** Exercise description **
Say how many lines of the data contain "value", and nothing more.

*** Data shown Section Begins ***

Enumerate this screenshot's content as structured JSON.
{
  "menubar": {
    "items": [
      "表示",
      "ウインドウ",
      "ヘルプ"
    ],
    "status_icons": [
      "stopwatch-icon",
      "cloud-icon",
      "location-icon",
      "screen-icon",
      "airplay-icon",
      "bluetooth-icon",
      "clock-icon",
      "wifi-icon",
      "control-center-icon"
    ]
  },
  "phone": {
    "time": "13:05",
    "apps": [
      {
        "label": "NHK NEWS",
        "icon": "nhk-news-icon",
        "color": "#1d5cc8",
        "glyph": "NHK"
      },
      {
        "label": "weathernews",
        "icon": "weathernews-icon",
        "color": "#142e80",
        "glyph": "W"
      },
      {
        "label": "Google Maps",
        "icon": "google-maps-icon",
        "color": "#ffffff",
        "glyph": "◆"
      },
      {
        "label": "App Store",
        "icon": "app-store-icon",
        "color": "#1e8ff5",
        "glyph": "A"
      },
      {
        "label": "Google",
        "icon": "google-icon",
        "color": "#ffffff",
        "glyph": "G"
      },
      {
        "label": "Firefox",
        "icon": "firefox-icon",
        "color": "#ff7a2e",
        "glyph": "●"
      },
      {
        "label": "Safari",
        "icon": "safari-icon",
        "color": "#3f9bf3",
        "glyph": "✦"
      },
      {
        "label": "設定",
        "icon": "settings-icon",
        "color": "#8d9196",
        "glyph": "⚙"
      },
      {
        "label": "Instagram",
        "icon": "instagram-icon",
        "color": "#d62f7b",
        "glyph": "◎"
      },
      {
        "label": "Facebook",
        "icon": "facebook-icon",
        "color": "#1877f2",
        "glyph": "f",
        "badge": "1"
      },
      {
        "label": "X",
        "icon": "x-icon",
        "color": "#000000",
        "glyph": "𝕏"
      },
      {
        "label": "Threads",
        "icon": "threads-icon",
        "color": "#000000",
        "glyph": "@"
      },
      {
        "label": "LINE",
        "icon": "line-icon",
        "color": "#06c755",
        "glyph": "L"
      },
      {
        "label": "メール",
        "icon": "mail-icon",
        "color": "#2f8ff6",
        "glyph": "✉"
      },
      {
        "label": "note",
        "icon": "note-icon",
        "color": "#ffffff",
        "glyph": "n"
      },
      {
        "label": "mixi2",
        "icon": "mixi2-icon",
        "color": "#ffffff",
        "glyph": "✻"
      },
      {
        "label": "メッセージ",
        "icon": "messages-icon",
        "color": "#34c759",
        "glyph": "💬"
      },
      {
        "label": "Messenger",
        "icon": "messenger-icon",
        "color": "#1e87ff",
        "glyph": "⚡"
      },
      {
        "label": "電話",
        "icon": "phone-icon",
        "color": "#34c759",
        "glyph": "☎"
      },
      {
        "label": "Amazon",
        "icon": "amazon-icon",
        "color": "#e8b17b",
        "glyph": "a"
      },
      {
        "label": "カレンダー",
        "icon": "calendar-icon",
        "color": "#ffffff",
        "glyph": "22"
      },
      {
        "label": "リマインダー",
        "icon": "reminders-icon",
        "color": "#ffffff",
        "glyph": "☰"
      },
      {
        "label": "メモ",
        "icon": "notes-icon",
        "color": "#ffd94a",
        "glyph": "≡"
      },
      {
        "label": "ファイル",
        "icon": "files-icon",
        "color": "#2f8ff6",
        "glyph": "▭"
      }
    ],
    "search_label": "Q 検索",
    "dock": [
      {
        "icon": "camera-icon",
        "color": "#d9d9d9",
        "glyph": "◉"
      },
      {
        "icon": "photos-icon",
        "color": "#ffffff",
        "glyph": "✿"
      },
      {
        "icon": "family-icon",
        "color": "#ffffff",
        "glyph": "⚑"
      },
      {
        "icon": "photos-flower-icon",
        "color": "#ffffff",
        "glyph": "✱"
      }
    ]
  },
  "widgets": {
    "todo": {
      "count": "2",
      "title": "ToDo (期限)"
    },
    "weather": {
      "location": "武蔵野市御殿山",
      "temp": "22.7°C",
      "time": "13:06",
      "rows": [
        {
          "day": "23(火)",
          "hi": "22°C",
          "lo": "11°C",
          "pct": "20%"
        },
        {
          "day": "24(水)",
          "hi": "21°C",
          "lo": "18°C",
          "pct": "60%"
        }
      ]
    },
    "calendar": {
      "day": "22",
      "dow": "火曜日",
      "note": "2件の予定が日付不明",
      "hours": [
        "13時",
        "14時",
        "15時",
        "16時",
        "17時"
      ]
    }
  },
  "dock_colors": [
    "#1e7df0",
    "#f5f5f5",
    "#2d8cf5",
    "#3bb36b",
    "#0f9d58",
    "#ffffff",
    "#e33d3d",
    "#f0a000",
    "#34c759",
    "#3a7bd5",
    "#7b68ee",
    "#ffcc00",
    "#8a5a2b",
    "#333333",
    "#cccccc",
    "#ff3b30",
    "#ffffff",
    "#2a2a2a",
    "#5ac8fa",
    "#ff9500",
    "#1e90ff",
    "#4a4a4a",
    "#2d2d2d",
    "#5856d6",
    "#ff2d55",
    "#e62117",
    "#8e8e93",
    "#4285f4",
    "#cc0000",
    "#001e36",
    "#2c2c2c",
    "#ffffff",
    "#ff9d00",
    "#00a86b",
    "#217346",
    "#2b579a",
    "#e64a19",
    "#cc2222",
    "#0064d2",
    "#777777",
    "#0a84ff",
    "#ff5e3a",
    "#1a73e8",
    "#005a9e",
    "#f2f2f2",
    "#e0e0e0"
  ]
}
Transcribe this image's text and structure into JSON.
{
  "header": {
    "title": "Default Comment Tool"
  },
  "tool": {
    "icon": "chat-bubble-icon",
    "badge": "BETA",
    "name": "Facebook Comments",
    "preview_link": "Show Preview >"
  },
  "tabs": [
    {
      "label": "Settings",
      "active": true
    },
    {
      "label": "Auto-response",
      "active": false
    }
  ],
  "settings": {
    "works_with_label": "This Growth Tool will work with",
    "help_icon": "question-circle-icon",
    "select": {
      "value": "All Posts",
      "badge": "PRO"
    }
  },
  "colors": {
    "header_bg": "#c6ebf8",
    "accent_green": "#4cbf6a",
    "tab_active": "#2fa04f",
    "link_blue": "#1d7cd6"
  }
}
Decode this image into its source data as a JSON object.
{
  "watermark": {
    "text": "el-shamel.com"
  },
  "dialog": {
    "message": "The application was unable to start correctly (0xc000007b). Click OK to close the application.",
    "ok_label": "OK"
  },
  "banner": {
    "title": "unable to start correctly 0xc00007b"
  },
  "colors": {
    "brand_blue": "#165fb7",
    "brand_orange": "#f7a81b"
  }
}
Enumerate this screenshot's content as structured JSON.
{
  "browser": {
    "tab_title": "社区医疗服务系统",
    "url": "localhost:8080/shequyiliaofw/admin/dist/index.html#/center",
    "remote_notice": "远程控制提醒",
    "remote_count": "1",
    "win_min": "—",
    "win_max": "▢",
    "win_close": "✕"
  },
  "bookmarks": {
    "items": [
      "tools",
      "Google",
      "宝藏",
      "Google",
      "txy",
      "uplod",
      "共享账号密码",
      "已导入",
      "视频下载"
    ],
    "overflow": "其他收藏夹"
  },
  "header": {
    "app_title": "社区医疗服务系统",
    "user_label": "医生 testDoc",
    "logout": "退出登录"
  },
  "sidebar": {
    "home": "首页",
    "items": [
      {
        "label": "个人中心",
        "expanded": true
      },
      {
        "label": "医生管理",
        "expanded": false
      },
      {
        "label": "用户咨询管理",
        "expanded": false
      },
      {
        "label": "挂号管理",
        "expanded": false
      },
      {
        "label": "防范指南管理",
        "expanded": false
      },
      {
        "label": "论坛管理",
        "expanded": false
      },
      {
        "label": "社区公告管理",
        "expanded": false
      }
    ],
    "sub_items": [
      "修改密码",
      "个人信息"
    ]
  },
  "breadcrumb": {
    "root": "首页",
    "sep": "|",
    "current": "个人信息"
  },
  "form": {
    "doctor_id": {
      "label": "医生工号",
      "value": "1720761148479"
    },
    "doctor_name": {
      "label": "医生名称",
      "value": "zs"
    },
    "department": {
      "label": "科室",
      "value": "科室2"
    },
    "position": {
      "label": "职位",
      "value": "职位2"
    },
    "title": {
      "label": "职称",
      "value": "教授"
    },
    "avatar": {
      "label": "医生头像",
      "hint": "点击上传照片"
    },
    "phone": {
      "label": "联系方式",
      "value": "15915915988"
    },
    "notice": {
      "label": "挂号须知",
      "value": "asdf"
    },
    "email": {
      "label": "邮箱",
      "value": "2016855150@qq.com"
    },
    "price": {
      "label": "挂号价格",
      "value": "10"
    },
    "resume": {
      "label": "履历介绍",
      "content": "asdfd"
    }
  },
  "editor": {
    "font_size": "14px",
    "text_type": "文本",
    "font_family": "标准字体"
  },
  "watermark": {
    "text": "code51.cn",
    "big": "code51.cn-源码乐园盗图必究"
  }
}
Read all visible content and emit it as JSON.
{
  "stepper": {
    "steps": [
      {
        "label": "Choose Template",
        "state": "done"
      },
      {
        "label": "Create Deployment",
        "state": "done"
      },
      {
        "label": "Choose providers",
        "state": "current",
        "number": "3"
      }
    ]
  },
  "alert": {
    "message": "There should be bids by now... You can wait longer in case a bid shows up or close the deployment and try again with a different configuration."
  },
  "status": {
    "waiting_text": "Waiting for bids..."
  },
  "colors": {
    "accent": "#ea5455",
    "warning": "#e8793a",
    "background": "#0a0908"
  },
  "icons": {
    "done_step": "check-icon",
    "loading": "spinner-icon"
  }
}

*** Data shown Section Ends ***

** Result below **
10